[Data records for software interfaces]
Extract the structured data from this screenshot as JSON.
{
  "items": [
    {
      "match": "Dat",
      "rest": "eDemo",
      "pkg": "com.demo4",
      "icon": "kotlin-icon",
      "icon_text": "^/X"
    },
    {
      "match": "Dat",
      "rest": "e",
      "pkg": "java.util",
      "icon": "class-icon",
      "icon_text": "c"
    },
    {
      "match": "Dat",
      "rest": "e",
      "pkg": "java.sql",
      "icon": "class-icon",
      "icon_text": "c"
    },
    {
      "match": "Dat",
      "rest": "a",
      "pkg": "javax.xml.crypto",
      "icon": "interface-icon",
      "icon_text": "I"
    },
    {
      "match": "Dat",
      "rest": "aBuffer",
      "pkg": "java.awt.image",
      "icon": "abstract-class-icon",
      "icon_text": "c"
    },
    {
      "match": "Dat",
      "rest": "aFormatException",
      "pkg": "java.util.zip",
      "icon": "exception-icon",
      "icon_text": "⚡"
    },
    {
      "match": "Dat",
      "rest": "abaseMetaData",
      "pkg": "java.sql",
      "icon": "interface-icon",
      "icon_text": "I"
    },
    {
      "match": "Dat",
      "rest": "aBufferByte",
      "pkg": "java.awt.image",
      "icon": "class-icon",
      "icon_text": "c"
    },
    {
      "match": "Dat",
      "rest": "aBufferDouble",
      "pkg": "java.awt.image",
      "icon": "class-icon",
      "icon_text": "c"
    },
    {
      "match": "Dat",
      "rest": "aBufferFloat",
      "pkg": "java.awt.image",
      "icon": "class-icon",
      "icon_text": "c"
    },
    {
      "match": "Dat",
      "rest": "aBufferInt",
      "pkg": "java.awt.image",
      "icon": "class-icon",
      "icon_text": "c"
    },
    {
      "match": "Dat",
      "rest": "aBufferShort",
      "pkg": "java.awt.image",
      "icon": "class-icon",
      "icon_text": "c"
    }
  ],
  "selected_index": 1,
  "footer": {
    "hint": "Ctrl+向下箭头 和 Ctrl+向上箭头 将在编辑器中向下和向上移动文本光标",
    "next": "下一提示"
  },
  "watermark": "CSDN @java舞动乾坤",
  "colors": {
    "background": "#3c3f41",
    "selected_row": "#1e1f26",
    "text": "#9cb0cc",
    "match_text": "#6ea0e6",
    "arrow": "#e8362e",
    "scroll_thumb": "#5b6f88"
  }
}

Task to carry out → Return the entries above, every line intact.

Your solution →
Extract the structured data from this screenshot as JSON.
{
  "items": [
    {
      "match": "Dat",
      "rest": "eDemo",
      "pkg": "com.demo4",
      "icon": "kotlin-icon",
      "icon_text": "^/X"
    },
    {
      "match": "Dat",
      "rest": "e",
      "pkg": "java.util",
      "icon": "class-icon",
      "icon_text": "c"
    },
    {
      "match": "Dat",
      "rest": "e",
      "pkg": "java.sql",
      "icon": "class-icon",
      "icon_text": "c"
    },
    {
      "match": "Dat",
      "rest": "a",
      "pkg": "javax.xml.crypto",
      "icon": "interface-icon",
      "icon_text": "I"
    },
    {
      "match": "Dat",
      "rest": "aBuffer",
      "pkg": "java.awt.image",
      "icon": "abstract-class-icon",
      "icon_text": "c"
    },
    {
      "match": "Dat",
      "rest": "aFormatException",
      "pkg": "java.util.zip",
      "icon": "exception-icon",
      "icon_text": "⚡"
    },
    {
      "match": "Dat",
      "rest": "abaseMetaData",
      "pkg": "java.sql",
      "icon": "interface-icon",
      "icon_text": "I"
    },
    {
      "match": "Dat",
      "rest": "aBufferByte",
      "pkg": "java.awt.image",
      "icon": "class-icon",
      "icon_text": "c"
    },
    {
      "match": "Dat",
      "rest": "aBufferDouble",
      "pkg": "java.awt.image",
      "icon": "class-icon",
      "icon_text": "c"
    },
    {
      "match": "Dat",
      "rest": "aBufferFloat",
      "pkg": "java.awt.image",
      "icon": "class-icon",
      "icon_text": "c"
    },
    {
      "match": "Dat",
      "rest": "aBufferInt",
      "pkg": "java.awt.image",
      "icon": "class-icon",
      "icon_text": "c"
    },
    {
      "match": "Dat",
      "rest": "aBufferShort",
      "pkg": "java.awt.image",
      "icon": "class-icon",
      "icon_text": "c"
    }
  ],
  "selected_index": 1,
  "footer": {
    "hint": "Ctrl+向下箭头 和 Ctrl+向上箭头 将在编辑器中向下和向上移动文本光标",
    "next": "下一提示"
  },
  "watermark": "CSDN @java舞动乾坤",
  "colors": {
    "background": "#3c3f41",
    "selected_row": "#1e1f26",
    "text": "#9cb0cc",
    "match_text": "#6ea0e6",
    "arrow": "#e8362e",
    "scroll_thumb": "#5b6f88"
  }
}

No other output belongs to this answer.